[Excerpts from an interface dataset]
----

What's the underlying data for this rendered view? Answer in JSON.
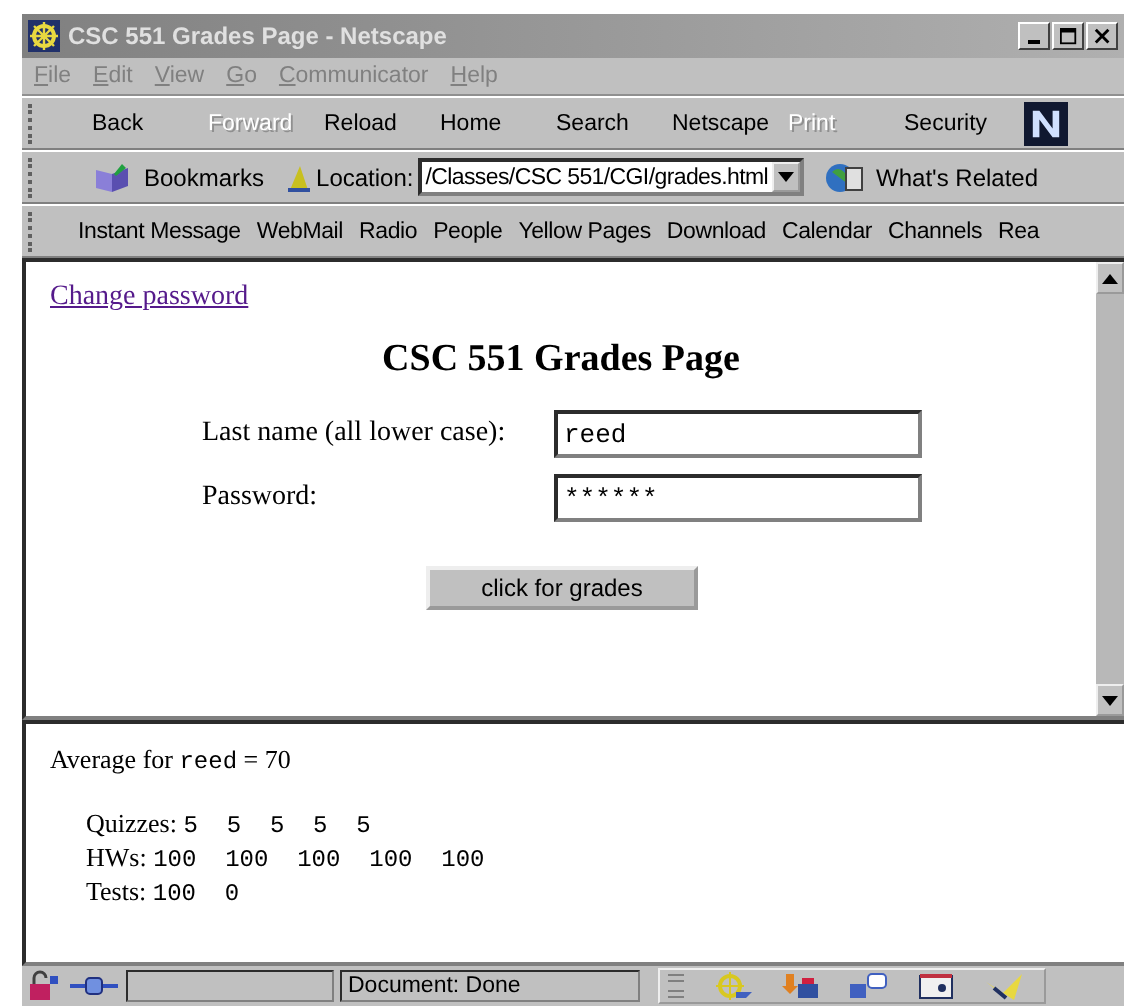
{
  "window": {
    "title": "CSC 551 Grades Page - Netscape"
  },
  "menu": [
    {
      "label": "File"
    },
    {
      "label": "Edit"
    },
    {
      "label": "View"
    },
    {
      "label": "Go"
    },
    {
      "label": "Communicator"
    },
    {
      "label": "Help"
    }
  ],
  "navigation_toolbar": [
    {
      "label": "Back",
      "disabled": false
    },
    {
      "label": "Forward",
      "disabled": true
    },
    {
      "label": "Reload",
      "disabled": false
    },
    {
      "label": "Home",
      "disabled": false
    },
    {
      "label": "Search",
      "disabled": false
    },
    {
      "label": "Netscape",
      "disabled": false
    },
    {
      "label": "Print",
      "disabled": true
    },
    {
      "label": "Security",
      "disabled": false
    }
  ],
  "location_bar": {
    "bookmarks": "Bookmarks",
    "location_label": "Location:",
    "url": "/Classes/CSC 551/CGI/grades.html",
    "related": "What's Related"
  },
  "personal_toolbar": [
    "Instant Message",
    "WebMail",
    "Radio",
    "People",
    "Yellow Pages",
    "Download",
    "Calendar",
    "Channels",
    "Rea"
  ],
  "page": {
    "link": "Change password",
    "heading": "CSC 551 Grades Page",
    "fields": [
      {
        "label": "Last name (all lower case):",
        "value": "reed"
      },
      {
        "label": "Password:",
        "value": "******"
      }
    ],
    "button": "click for grades"
  },
  "result": {
    "prefix": "Average for",
    "name": "reed",
    "suffix": "= 70",
    "grades": [
      {
        "label": "Quizzes:",
        "scores": "5  5  5  5  5"
      },
      {
        "label": "HWs:",
        "scores": "100  100  100  100  100"
      },
      {
        "label": "Tests:",
        "scores": "100  0"
      }
    ]
  },
  "status_bar": {
    "message": "Document: Done"
  }
}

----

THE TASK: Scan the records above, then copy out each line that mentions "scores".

TASK SOLUTION:
        "scores": "5  5  5  5  5"
        "scores": "100  100  100  100  100"
        "scores": "100  0"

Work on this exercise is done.